Set in antebellum New Orleans during the early 1850's, this film follows Julie Marsden through her quest for social redemption on her own terms. Julie is a beautiful and free spirited, rapacious Southern belle who is sure of herself and controlling of her fiancé Preston Dillard, a successful young banker.
Julie's sensitive but domineering personality--she does not want so much to hurt as to assert her independence--forces a wedge between Preston and herself. To win him back, she plays North against South amid a deadly epidemic of yellow fever which claims a surprising victim.
Bette Davis ... Julie
Henry Fonda ... Preston Dillard
George Brent ... Buck Cantrell
Margaret Lindsay ... Amy
Donald Crisp ... Dr. Livingstone
Fay Bainter ... Aunt Belle
Richard Cromwell ... Ted
Henry O'Neill ... General Bogardus
Spring Byington ... Mrs. Kendrick
John Litel ... Jean La Cour
Gordon Oliver ... Dick Allen
Janet Shaw ... Molly Allen
Theresa Harris ... Zette
Margaret Early ... Stephanie Kendrick
Irving Pichel ... Huger
Director: William Wyler
Nominated for 5 Oscars, won 2 Oscars: Best Actress in a Leading Role, Best Actress in a Supporting Role
Codecs: DivX 5 / MP3
I recently saw this magnificent film after not having seen it in quite a number of years. William Wyler's extraordinary direction makes this movie a classic that will live forever.
Mr. Wyler had at his disposal the best of what his studio could give him. In this film, based on the play by Owen Davis, he was at the top of his form. With the help of the great cinematographer, Ernest Haller and that fabulous costume designer, Orry-Kelly, he gives us a movie that will stand as one of the best of that period melodramas. The great Walter Huston was an assistant director under Wyler.
There are some people who have written comments about Jezebel expressing how much better it could have been, had it been done in color. Personally, I don't think so. Just look at the closing scenes of the picture to witness the master camera work of Mr. Haller showing a close up of Ms Davis. The effect of light and shadow is almost comparable to a painting.
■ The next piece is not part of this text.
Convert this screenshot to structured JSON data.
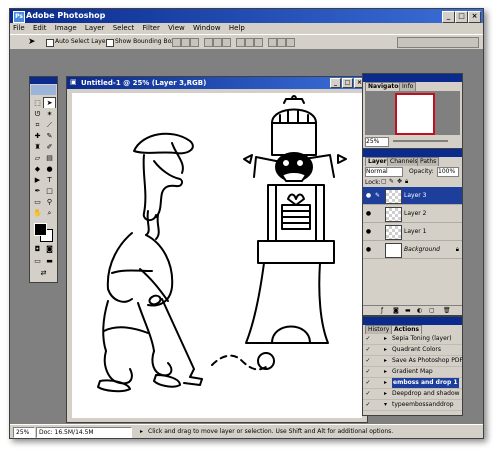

Bette Davis reacts to the camera with an economy of gestures, and yet, she speaks volumes of what is going on inside her soul.
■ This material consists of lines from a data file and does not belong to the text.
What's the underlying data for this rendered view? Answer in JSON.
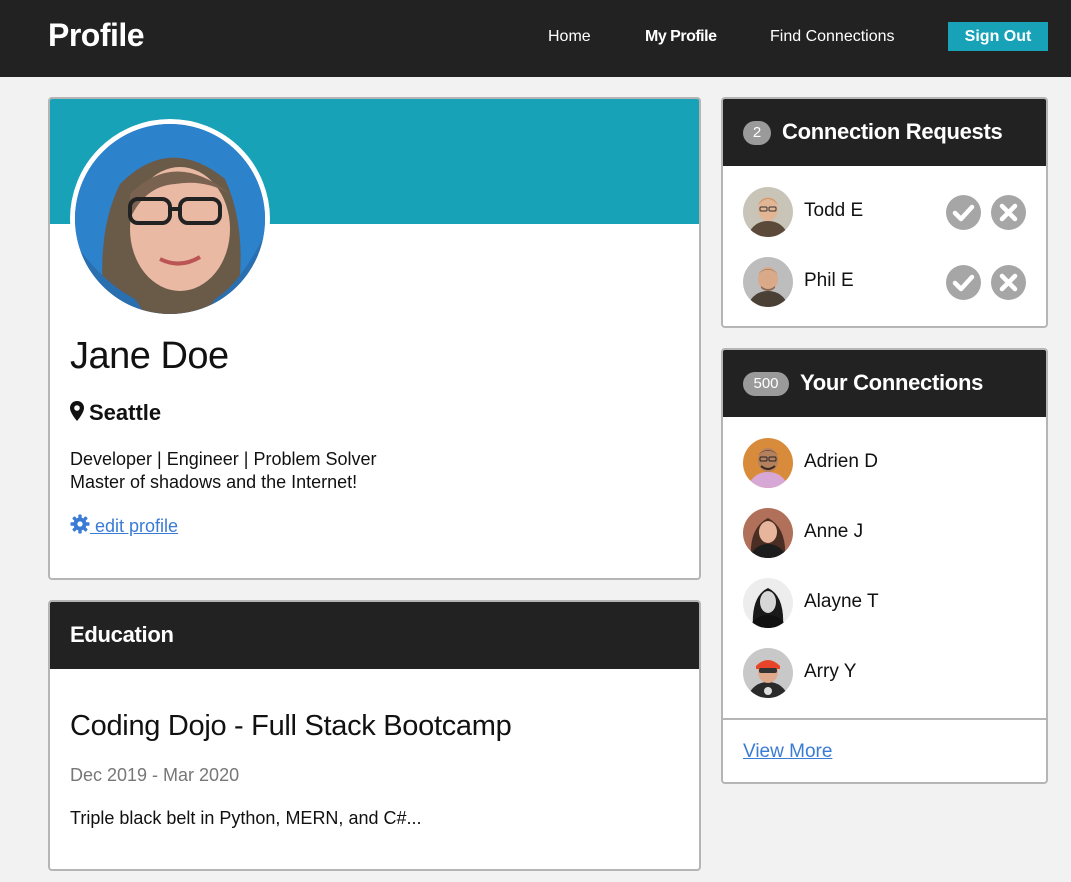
{
  "colors": {
    "nav_bg": "#222222",
    "accent": "#17a2b8",
    "link": "#3a7bd5",
    "badge": "#9a9a9a",
    "action_gray": "#a6a6a6"
  },
  "navbar": {
    "brand": "Profile",
    "links": {
      "home": "Home",
      "my_profile": "My Profile",
      "find": "Find Connections"
    },
    "sign_out": "Sign Out"
  },
  "profile": {
    "name": "Jane Doe",
    "location": "Seattle",
    "location_icon": "map-pin-icon",
    "bio_line1": "Developer | Engineer | Problem Solver",
    "bio_line2": "Master of shadows and the Internet!",
    "edit_icon": "gear-icon",
    "edit_label": " edit profile"
  },
  "education": {
    "header": "Education",
    "school": "Coding Dojo - Full Stack Bootcamp",
    "dates": "Dec 2019 - Mar 2020",
    "description": "Triple black belt in Python, MERN, and C#..."
  },
  "requests": {
    "count": "2",
    "title": "Connection Requests",
    "accept_icon": "check-icon",
    "reject_icon": "close-icon",
    "items": [
      {
        "name": "Todd E"
      },
      {
        "name": "Phil E"
      }
    ]
  },
  "connections": {
    "count": "500",
    "title": "Your Connections",
    "items": [
      {
        "name": "Adrien D"
      },
      {
        "name": "Anne J"
      },
      {
        "name": "Alayne T"
      },
      {
        "name": "Arry Y"
      }
    ],
    "view_more": "View More"
  }
}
Technicolor would have been the ruin of this film. At the beginning of its invention, this new process was too harsh. The film wouldn't have kept the glorious look it still possesses, had it been shot in color. As far as the red dress being more visible, in sharp contrast with the white costumes of the other young women at the ball, the black and white effect is more dramatic.
William Wyler was very lucky with the amazing cast he assembled for the film. Bette Davis and Henry Fonda were at their prime when they appeared in Jezebel. Bette Davis is what holds the film together with her magnetism and star performance. It's almost impossible to think of another actress of that period giving as good a performance, as Ms. Davis'.
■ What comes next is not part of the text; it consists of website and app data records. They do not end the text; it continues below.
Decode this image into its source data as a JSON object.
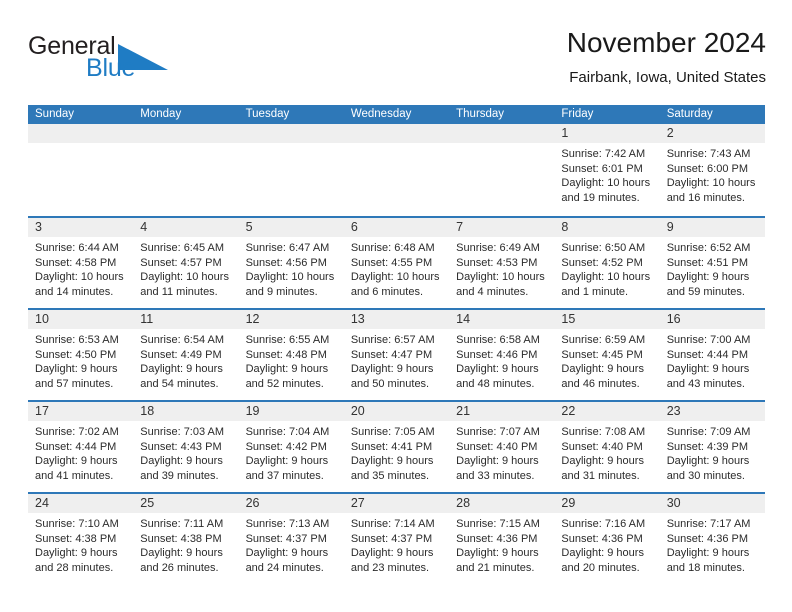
{
  "brand": {
    "name_part1": "General",
    "name_part2": "Blue",
    "accent_color": "#1f7cc4",
    "logo_icon": "blue-triangle-icon"
  },
  "header": {
    "title": "November 2024",
    "subtitle": "Fairbank, Iowa, United States"
  },
  "calendar": {
    "header_color": "#2e78b8",
    "weekdays": [
      "Sunday",
      "Monday",
      "Tuesday",
      "Wednesday",
      "Thursday",
      "Friday",
      "Saturday"
    ],
    "weeks": [
      [
        {
          "day": "",
          "sunrise": "",
          "sunset": "",
          "daylight1": "",
          "daylight2": ""
        },
        {
          "day": "",
          "sunrise": "",
          "sunset": "",
          "daylight1": "",
          "daylight2": ""
        },
        {
          "day": "",
          "sunrise": "",
          "sunset": "",
          "daylight1": "",
          "daylight2": ""
        },
        {
          "day": "",
          "sunrise": "",
          "sunset": "",
          "daylight1": "",
          "daylight2": ""
        },
        {
          "day": "",
          "sunrise": "",
          "sunset": "",
          "daylight1": "",
          "daylight2": ""
        },
        {
          "day": "1",
          "sunrise": "Sunrise: 7:42 AM",
          "sunset": "Sunset: 6:01 PM",
          "daylight1": "Daylight: 10 hours",
          "daylight2": "and 19 minutes."
        },
        {
          "day": "2",
          "sunrise": "Sunrise: 7:43 AM",
          "sunset": "Sunset: 6:00 PM",
          "daylight1": "Daylight: 10 hours",
          "daylight2": "and 16 minutes."
        }
      ],
      [
        {
          "day": "3",
          "sunrise": "Sunrise: 6:44 AM",
          "sunset": "Sunset: 4:58 PM",
          "daylight1": "Daylight: 10 hours",
          "daylight2": "and 14 minutes."
        },
        {
          "day": "4",
          "sunrise": "Sunrise: 6:45 AM",
          "sunset": "Sunset: 4:57 PM",
          "daylight1": "Daylight: 10 hours",
          "daylight2": "and 11 minutes."
        },
        {
          "day": "5",
          "sunrise": "Sunrise: 6:47 AM",
          "sunset": "Sunset: 4:56 PM",
          "daylight1": "Daylight: 10 hours",
          "daylight2": "and 9 minutes."
        },
        {
          "day": "6",
          "sunrise": "Sunrise: 6:48 AM",
          "sunset": "Sunset: 4:55 PM",
          "daylight1": "Daylight: 10 hours",
          "daylight2": "and 6 minutes."
        },
        {
          "day": "7",
          "sunrise": "Sunrise: 6:49 AM",
          "sunset": "Sunset: 4:53 PM",
          "daylight1": "Daylight: 10 hours",
          "daylight2": "and 4 minutes."
        },
        {
          "day": "8",
          "sunrise": "Sunrise: 6:50 AM",
          "sunset": "Sunset: 4:52 PM",
          "daylight1": "Daylight: 10 hours",
          "daylight2": "and 1 minute."
        },
        {
          "day": "9",
          "sunrise": "Sunrise: 6:52 AM",
          "sunset": "Sunset: 4:51 PM",
          "daylight1": "Daylight: 9 hours",
          "daylight2": "and 59 minutes."
        }
      ],
      [
        {
          "day": "10",
          "sunrise": "Sunrise: 6:53 AM",
          "sunset": "Sunset: 4:50 PM",
          "daylight1": "Daylight: 9 hours",
          "daylight2": "and 57 minutes."
        },
        {
          "day": "11",
          "sunrise": "Sunrise: 6:54 AM",
          "sunset": "Sunset: 4:49 PM",
          "daylight1": "Daylight: 9 hours",
          "daylight2": "and 54 minutes."
        },
        {
          "day": "12",
          "sunrise": "Sunrise: 6:55 AM",
          "sunset": "Sunset: 4:48 PM",
          "daylight1": "Daylight: 9 hours",
          "daylight2": "and 52 minutes."
        },
        {
          "day": "13",
          "sunrise": "Sunrise: 6:57 AM",
          "sunset": "Sunset: 4:47 PM",
          "daylight1": "Daylight: 9 hours",
          "daylight2": "and 50 minutes."
        },
        {
          "day": "14",
          "sunrise": "Sunrise: 6:58 AM",
          "sunset": "Sunset: 4:46 PM",
          "daylight1": "Daylight: 9 hours",
          "daylight2": "and 48 minutes."
        },
        {
          "day": "15",
          "sunrise": "Sunrise: 6:59 AM",
          "sunset": "Sunset: 4:45 PM",
          "daylight1": "Daylight: 9 hours",
          "daylight2": "and 46 minutes."
        },
        {
          "day": "16",
          "sunrise": "Sunrise: 7:00 AM",
          "sunset": "Sunset: 4:44 PM",
          "daylight1": "Daylight: 9 hours",
          "daylight2": "and 43 minutes."
        }
      ],
      [
        {
          "day": "17",
          "sunrise": "Sunrise: 7:02 AM",
          "sunset": "Sunset: 4:44 PM",
          "daylight1": "Daylight: 9 hours",
          "daylight2": "and 41 minutes."
        },
        {
          "day": "18",
          "sunrise": "Sunrise: 7:03 AM",
          "sunset": "Sunset: 4:43 PM",
          "daylight1": "Daylight: 9 hours",
          "daylight2": "and 39 minutes."
        },
        {
          "day": "19",
          "sunrise": "Sunrise: 7:04 AM",
          "sunset": "Sunset: 4:42 PM",
          "daylight1": "Daylight: 9 hours",
          "daylight2": "and 37 minutes."
        },
        {
          "day": "20",
          "sunrise": "Sunrise: 7:05 AM",
          "sunset": "Sunset: 4:41 PM",
          "daylight1": "Daylight: 9 hours",
          "daylight2": "and 35 minutes."
        },
        {
          "day": "21",
          "sunrise": "Sunrise: 7:07 AM",
          "sunset": "Sunset: 4:40 PM",
          "daylight1": "Daylight: 9 hours",
          "daylight2": "and 33 minutes."
        },
        {
          "day": "22",
          "sunrise": "Sunrise: 7:08 AM",
          "sunset": "Sunset: 4:40 PM",
          "daylight1": "Daylight: 9 hours",
          "daylight2": "and 31 minutes."
        },
        {
          "day": "23",
          "sunrise": "Sunrise: 7:09 AM",
          "sunset": "Sunset: 4:39 PM",
          "daylight1": "Daylight: 9 hours",
          "daylight2": "and 30 minutes."
        }
      ],
      [
        {
          "day": "24",
          "sunrise": "Sunrise: 7:10 AM",
          "sunset": "Sunset: 4:38 PM",
          "daylight1": "Daylight: 9 hours",
          "daylight2": "and 28 minutes."
        },
        {
          "day": "25",
          "sunrise": "Sunrise: 7:11 AM",
          "sunset": "Sunset: 4:38 PM",
          "daylight1": "Daylight: 9 hours",
          "daylight2": "and 26 minutes."
        },
        {
          "day": "26",
          "sunrise": "Sunrise: 7:13 AM",
          "sunset": "Sunset: 4:37 PM",
          "daylight1": "Daylight: 9 hours",
          "daylight2": "and 24 minutes."
        },
        {
          "day": "27",
          "sunrise": "Sunrise: 7:14 AM",
          "sunset": "Sunset: 4:37 PM",
          "daylight1": "Daylight: 9 hours",
          "daylight2": "and 23 minutes."
        },
        {
          "day": "28",
          "sunrise": "Sunrise: 7:15 AM",
          "sunset": "Sunset: 4:36 PM",
          "daylight1": "Daylight: 9 hours",
          "daylight2": "and 21 minutes."
        },
        {
          "day": "29",
          "sunrise": "Sunrise: 7:16 AM",
          "sunset": "Sunset: 4:36 PM",
          "daylight1": "Daylight: 9 hours",
          "daylight2": "and 20 minutes."
        },
        {
          "day": "30",
          "sunrise": "Sunrise: 7:17 AM",
          "sunset": "Sunset: 4:36 PM",
          "daylight1": "Daylight: 9 hours",
          "daylight2": "and 18 minutes."
        }
      ]
    ]
  }
}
There are also people that have compared Jezebel with Gone with the Wind. The only thing they had in common is the fact that both take place in the period before the War between the States, but that's as far as the similarities end. This was a stage play, which by the way, was not very successful when Miriam Hopkins and Tallulah Bankhead appeared in it.
This is a film to be treasured thanks to William Wyler.
* It is rumored that the role of Julie was offered as compensation to Bette Davis when she lost the opportunity to play Scarlett O'Hara in "Gone with the Wind." This rumor is false, as the role of Scarlett had not yet been cast before "Jezebel" was filmed.
* I watched "Jezebel" some time ago on TCM and Robert Osborne stated, prior to the showing of the film, that the "red" dress was actually bronze colored, because bronze showed up better on black and white film then the color red would.
* The "red dress" sequence was based on a real-life "white ball" in Hollywood, at which all the women dutifully appeared in white - except Mrs. MGM, Norma Shearer. Comment from another guest: "Who does Norma think she is? The house madam?"
* Has been called a black-and-white version of Gone with the Wind (1939), which was in its pre-production stages at the time.
* Some scenes were filmed around Henry Fonda, to allow him to be with his wife as she gave birth to their daughter Jane Fonda). This included scenes with Bette Davis. As the star of the film Davis was within her rights to insist that Fonda remain until their scenes were finished, but she allowed him to complete his shots and leave.
* Originally a flop play on Broadway starring Bette Davis' nemesis Miriam Hopkins. Hopkins assumed she was contractually set to star in the film adaptation, but the contract only specified she would be "considered" for the film version.
* In an interview with Dick Cavett in 1971, Bette Davis said her salary, at the time she shot this movie, was $650 a week.